Nuclear fusion has the potential to unleash virtually unlimited supplies of clean energy to power the world and replace carbon energy. Many projects are under development, particularly in Europe. But the recent and major breakthrough comes from the United States where a laboratory has managed to produce 1.5 times more energy than it needed to do so. This world premiere was announced yesterday and brings hope for the future of a clean, decarbonized energy system.
Adam Turner contributed to this report.
American scientists from the Lawrence Livermore National Laboratory’s National Ignition Facility in California (LLNL) successfully produced a nuclear fusion reaction with positive net energy. It was announced yesterday by the U.S. Department of Energy (DOE) and DOE’s National Nuclear Security Administration.
Until now, nuclear fusion experiments consumed more energy than they produced. But the American physicists were able to generate 3.15 megajoules of energy while the 192 lasers that were used to trigger the physical reaction projected only 2.05 megajoules. This net energy gain is a world premiere that brings many hopes for the future of a safe and sustainable energy system.
The Biden White House welcomed this achievement. The administration has indeed made nuclear fusion a priority in its climate plan and is investing US$723 million in fusion energy sciences. Joe Biden believes commercial fusion “has the potential to revolutionize the energy industry“.
What is Nuclear Fusion?
Nuclear energy is a source of electricity. Today, nuclear power plants rely on the process of nuclear “fission” to produce that electricity. The idea is to split heavy atoms like uranium and plutonium. This reaction releases vast amounts of energy.
The major issue with fission is that the reactors produce long-lived radioactive waste which remains dangerous for thousands, or even millions of years. And this waste we still don”t know what to do with it.
But there is another, safer alternative, the process of nuclear “fusion”. Instead of splitting atoms, the idea is to propel two atoms at a very high speed, hoping that they will fuse together, and release energy. It is the same reaction that occurs at the heart of stars. On Earth, fusion is achieved using hydrogen isotopes like deuterium and tritium.
While fusion also unleashes vast amounts of energy, the process is more stable than fission and produces much smaller amounts of short-lived radioactive waste. In theory, the heat produced by fusion reactors can be used to generate electricity, similar to today’s fission reactors. Unfortunately, mankind has found it is much harder to fuse atoms than to split them. Until yesterday.
What Process Did the LLNL Use?

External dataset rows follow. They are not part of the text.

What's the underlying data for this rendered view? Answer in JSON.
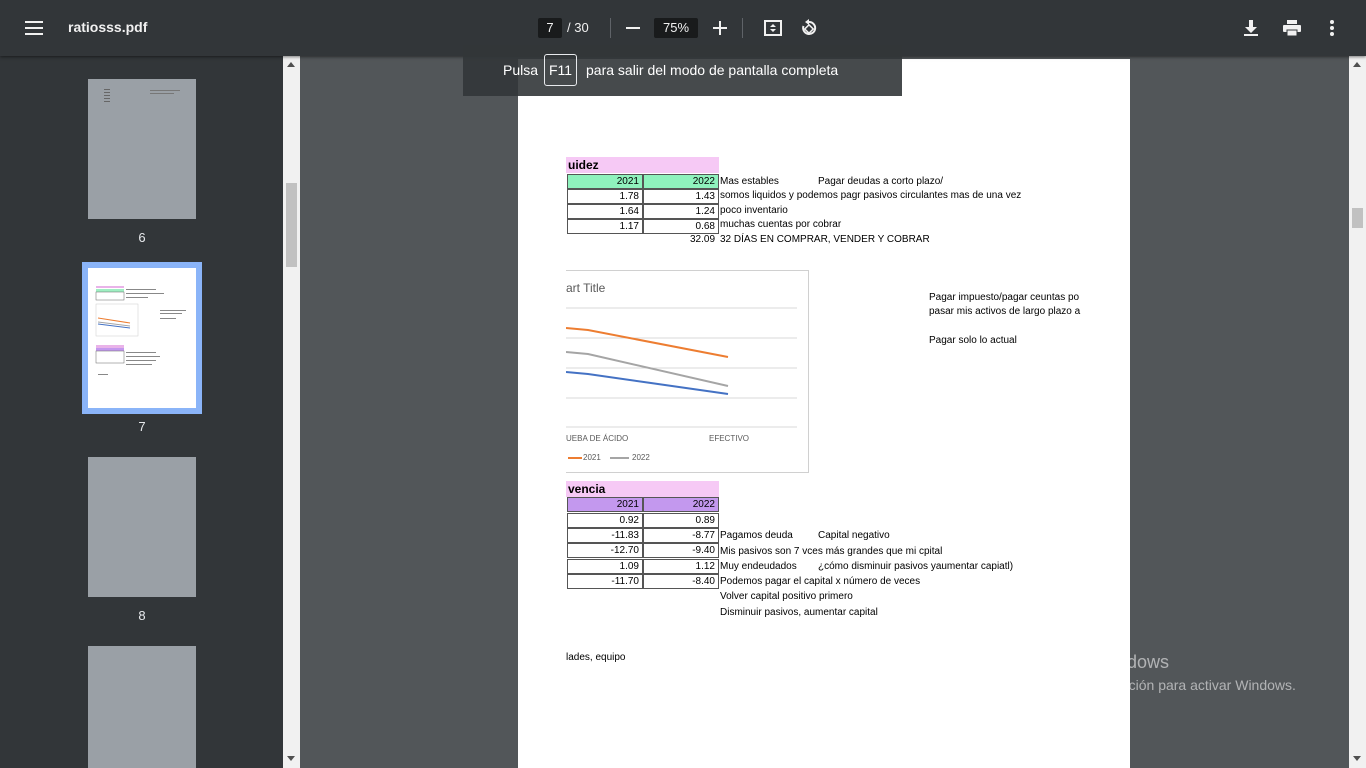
{
  "toolbar": {
    "title": "ratiosss.pdf",
    "current_page": "7",
    "separator": "/",
    "total_pages": "30",
    "zoom": "75%",
    "icons": {
      "menu": "menu-icon",
      "zoom_out": "minus-icon",
      "zoom_in": "plus-icon",
      "fit": "fit-page-icon",
      "rotate": "rotate-icon",
      "download": "download-icon",
      "print": "print-icon",
      "more": "more-vert-icon"
    }
  },
  "toast": {
    "before": "Pulsa",
    "key": "F11",
    "after": "para salir del modo de pantalla completa"
  },
  "thumbnails": [
    "6",
    "7",
    "8"
  ],
  "page": {
    "table1": {
      "title": "uidez",
      "headers": [
        "2021",
        "2022"
      ],
      "rows": [
        [
          "1.78",
          "1.43"
        ],
        [
          "1.64",
          "1.24"
        ],
        [
          "1.17",
          "0.68"
        ]
      ],
      "extra_value": "32.09"
    },
    "notes1": [
      "Mas estables",
      "Pagar deudas a corto plazo/",
      "somos liquidos y podemos pagr pasivos circulantes mas de una vez",
      "poco inventario",
      "muchas cuentas por cobrar",
      "32 DÍAS EN COMPRAR, VENDER Y COBRAR"
    ],
    "side_notes": [
      "Pagar impuesto/pagar ceuntas po",
      "pasar mis activos de largo plazo a",
      "Pagar solo lo actual"
    ],
    "table2": {
      "title": "vencia",
      "headers": [
        "2021",
        "2022"
      ],
      "rows": [
        [
          "0.92",
          "0.89"
        ],
        [
          "-11.83",
          "-8.77"
        ],
        [
          "-12.70",
          "-9.40"
        ],
        [
          "1.09",
          "1.12"
        ],
        [
          "-11.70",
          "-8.40"
        ]
      ]
    },
    "notes2": [
      "Pagamos deuda",
      "Capital negativo",
      "Mis pasivos son 7 vces más grandes que mi cpital",
      "Muy endeudados",
      "¿cómo disminuir pasivos yaumentar capiatl)",
      "Podemos pagar el capital x número de veces",
      "Volver capital positivo primero",
      "Disminuir pasivos, aumentar capital"
    ],
    "footer_text": "lades, equipo"
  },
  "chart_data": {
    "type": "line",
    "title": "art Title",
    "categories": [
      "UEBA DE ÁCIDO",
      "EFECTIVO"
    ],
    "series": [
      {
        "name": "2021",
        "color": "#ed7d31"
      },
      {
        "name": "2022",
        "color": "#a5a5a5"
      }
    ],
    "unlabeled_series_color": "#4472c4",
    "legend": "bottom"
  },
  "watermark": {
    "line1": "Activar Windows",
    "line2": "Ve a Configuración para activar Windows."
  }
}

At the heart of the Sun, vast gravitational pressures allow fusion to occur at temperatures of 10 million Celsius. On Earth, fusion requires temperatures above 100 million Celsius. As no materials exist which can withstand direct contact with such heat, scientists must use other methods to contain super-heated plasma.
Different nuclear technologies are being tested to generate a nuclear fusion reaction.
The Joint European Torus (JET) experiment, at the UK Atomic Energy Authority’s facility in Oxford and the International Thermonuclear Experimental Reactor (ITER) project in France, rely on tokamak’s magnetic confinement to contain superheated plasma in the shape of a doughnut, or torus. In March, the JET experiments produced 59 megajoules of energy over five seconds, the equivalent of 11 megawatts of power.
Other fusion projects rely on inertial confinement, using lasers to squeeze and heat the plasma. This is what the LLNL scientists have experimented with success, as they explained on their website:
“To create fusion ignition, the National Ignition Facility’s laser energy is converted into X-rays inside the hohlraum, which then compress a fuel capsule until it implodes, creating a high temperature, high-pressure plasma.”
In this process, the idea is to project lasers on a 1 mm fuel capsule. The lasers heat the capsule and condensate it so that it explodes and releases energy.
When Will the Commercialization of Fusion Be Ready?
However, according to experts, the commercialization of nuclear fusion might take a decade. Despite these encouraging results, there are many challenges to building a future no longer reliant on fossil fuels but on new clean fusion energy. We still don’t know how to maintain fusion for more than several seconds, how to generate vast amounts of energy, or how to transport it to consumption sites. For example, the electricity generated by the JET project was only enough to boil 60 kettles.
As a result, fusion is unlikely to be a major contributor toward the global goal of reaching net-zero CO2 emissions by 2050. But it could come to fruition in the second half of the century.
In an interview with DirectIndustry last March, ITER Director General, Dr. Bernard Bigot said:
“For the ITER Project, the JET results are a strong confidence builder that we are on the right track as we move forward toward demonstrating full fusion power. A sustained pulse of deuterium-tritium fusion at this power level – nearly industrial scale – delivers a resounding confirmation to all of those involved in the global fusion quest.”